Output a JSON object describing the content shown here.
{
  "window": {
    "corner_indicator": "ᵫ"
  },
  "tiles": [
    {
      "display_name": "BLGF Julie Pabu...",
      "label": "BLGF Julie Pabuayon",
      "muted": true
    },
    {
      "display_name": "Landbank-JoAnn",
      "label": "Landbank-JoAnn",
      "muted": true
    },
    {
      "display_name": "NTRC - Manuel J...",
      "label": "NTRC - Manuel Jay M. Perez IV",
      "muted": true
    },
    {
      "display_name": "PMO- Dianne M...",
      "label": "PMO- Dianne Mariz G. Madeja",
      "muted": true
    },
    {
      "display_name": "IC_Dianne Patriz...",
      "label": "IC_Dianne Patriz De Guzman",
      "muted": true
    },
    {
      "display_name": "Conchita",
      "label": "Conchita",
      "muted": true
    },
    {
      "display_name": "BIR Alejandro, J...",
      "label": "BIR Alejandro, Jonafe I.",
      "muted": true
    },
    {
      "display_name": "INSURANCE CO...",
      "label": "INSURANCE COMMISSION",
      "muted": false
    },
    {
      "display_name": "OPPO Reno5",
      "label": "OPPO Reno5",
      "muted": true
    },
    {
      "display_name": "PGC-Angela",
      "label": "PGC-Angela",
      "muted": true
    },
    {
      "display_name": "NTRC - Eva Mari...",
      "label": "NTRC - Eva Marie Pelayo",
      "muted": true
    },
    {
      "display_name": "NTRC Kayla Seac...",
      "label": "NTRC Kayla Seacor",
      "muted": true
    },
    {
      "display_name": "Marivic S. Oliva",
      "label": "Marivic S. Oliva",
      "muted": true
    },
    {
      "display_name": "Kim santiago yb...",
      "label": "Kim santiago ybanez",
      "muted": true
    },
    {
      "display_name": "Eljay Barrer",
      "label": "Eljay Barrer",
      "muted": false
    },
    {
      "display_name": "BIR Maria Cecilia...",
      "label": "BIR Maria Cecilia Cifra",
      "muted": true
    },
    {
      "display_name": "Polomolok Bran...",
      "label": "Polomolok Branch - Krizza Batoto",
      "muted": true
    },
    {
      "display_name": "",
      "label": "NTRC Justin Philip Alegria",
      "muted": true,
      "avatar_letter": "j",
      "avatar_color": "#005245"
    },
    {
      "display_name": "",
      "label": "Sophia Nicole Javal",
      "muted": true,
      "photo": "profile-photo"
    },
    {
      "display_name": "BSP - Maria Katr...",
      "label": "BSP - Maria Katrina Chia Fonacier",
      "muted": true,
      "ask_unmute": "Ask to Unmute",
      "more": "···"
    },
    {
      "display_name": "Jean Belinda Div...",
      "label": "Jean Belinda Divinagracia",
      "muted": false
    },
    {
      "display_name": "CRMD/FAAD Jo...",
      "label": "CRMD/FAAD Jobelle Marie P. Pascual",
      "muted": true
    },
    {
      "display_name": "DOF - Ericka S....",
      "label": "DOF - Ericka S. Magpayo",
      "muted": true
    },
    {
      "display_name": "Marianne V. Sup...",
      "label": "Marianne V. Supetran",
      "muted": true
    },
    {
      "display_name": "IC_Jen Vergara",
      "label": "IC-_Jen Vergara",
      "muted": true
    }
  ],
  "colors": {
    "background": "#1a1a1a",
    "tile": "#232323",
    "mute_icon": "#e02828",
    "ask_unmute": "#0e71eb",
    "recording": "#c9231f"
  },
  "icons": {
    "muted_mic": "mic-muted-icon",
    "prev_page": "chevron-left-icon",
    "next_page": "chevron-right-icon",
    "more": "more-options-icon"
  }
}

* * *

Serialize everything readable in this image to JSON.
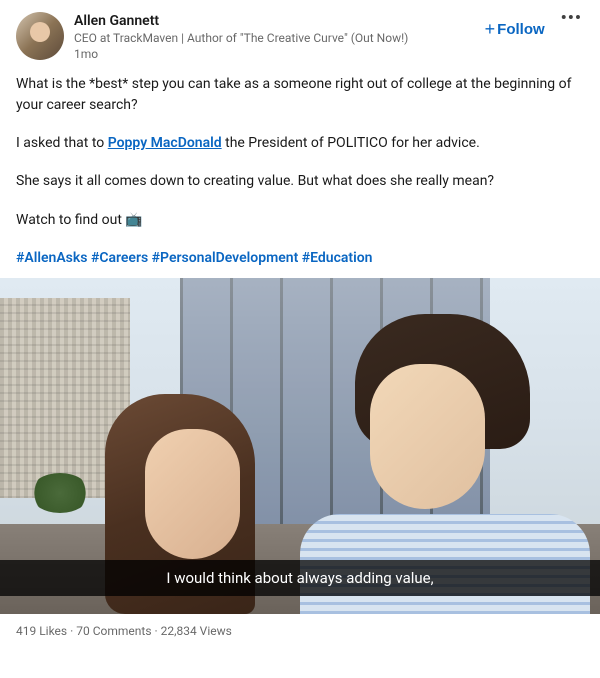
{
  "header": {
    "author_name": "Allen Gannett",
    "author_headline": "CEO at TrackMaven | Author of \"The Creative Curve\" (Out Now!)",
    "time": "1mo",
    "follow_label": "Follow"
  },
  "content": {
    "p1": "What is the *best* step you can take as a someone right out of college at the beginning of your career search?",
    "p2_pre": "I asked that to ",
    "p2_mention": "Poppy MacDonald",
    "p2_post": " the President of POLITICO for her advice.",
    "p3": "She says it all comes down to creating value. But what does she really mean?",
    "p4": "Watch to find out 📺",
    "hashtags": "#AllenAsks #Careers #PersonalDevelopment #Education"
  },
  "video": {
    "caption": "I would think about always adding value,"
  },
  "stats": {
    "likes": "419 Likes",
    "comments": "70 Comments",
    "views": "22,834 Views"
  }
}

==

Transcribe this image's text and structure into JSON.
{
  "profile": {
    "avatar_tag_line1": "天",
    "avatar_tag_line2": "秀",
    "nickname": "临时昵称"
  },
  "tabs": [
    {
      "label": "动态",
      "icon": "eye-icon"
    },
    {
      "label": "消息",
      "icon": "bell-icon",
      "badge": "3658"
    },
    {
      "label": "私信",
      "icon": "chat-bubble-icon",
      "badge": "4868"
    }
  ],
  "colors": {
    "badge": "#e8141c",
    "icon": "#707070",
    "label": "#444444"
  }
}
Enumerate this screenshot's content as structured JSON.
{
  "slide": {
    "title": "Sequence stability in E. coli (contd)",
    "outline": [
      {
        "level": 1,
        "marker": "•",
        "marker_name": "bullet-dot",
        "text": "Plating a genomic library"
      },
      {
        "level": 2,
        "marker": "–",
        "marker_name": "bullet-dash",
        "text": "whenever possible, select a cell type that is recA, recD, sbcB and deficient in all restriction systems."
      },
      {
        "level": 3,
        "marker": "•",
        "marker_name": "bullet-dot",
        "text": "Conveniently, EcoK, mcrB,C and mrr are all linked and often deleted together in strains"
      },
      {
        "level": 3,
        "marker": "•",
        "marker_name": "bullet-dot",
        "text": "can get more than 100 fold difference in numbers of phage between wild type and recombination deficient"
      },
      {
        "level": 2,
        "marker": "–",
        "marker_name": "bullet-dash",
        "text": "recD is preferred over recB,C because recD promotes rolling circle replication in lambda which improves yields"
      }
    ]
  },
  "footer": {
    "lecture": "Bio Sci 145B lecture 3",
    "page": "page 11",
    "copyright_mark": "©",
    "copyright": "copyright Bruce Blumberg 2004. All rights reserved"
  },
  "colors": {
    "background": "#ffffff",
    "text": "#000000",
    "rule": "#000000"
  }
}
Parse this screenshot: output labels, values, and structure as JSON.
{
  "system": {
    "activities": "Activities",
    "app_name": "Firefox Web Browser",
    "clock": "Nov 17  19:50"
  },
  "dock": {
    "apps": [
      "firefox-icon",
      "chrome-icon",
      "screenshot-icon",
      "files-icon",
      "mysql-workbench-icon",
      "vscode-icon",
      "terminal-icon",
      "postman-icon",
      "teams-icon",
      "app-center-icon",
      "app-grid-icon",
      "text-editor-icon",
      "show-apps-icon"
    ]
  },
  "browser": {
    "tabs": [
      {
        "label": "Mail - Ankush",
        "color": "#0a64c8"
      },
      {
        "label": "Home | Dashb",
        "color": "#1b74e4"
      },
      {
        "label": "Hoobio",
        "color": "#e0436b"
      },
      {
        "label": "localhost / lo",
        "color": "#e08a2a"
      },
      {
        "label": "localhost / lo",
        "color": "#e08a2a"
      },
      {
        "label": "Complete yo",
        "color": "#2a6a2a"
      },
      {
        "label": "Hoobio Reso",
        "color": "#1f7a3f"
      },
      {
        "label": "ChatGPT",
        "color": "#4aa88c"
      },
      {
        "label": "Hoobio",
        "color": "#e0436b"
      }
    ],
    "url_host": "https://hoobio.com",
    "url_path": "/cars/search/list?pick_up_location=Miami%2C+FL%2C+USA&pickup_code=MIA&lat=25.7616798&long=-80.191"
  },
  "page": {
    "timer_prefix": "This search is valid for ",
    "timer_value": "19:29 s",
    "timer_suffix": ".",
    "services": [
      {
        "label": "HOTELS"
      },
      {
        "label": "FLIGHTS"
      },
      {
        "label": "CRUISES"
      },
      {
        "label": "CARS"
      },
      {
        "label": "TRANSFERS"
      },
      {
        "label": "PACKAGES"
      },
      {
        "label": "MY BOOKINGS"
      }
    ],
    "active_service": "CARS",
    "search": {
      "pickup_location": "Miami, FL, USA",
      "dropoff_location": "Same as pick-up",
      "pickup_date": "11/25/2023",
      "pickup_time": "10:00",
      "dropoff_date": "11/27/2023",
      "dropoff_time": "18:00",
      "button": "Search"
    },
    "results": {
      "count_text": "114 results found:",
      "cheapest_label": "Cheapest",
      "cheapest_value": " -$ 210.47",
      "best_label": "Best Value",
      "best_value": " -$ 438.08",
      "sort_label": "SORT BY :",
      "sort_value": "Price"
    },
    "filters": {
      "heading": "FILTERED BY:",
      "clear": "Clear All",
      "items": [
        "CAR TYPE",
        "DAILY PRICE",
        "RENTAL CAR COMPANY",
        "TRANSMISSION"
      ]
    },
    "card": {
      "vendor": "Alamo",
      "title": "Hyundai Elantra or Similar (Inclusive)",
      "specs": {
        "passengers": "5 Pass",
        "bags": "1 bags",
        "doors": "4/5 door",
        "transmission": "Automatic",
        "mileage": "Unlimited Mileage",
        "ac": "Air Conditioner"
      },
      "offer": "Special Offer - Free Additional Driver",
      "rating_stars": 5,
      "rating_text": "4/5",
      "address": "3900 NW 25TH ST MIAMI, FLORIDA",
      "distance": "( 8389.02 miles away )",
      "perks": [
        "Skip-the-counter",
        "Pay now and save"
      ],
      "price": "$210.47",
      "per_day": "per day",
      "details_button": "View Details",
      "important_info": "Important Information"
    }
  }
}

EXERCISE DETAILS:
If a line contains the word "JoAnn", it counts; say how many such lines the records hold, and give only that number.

ANSWER BOX:
2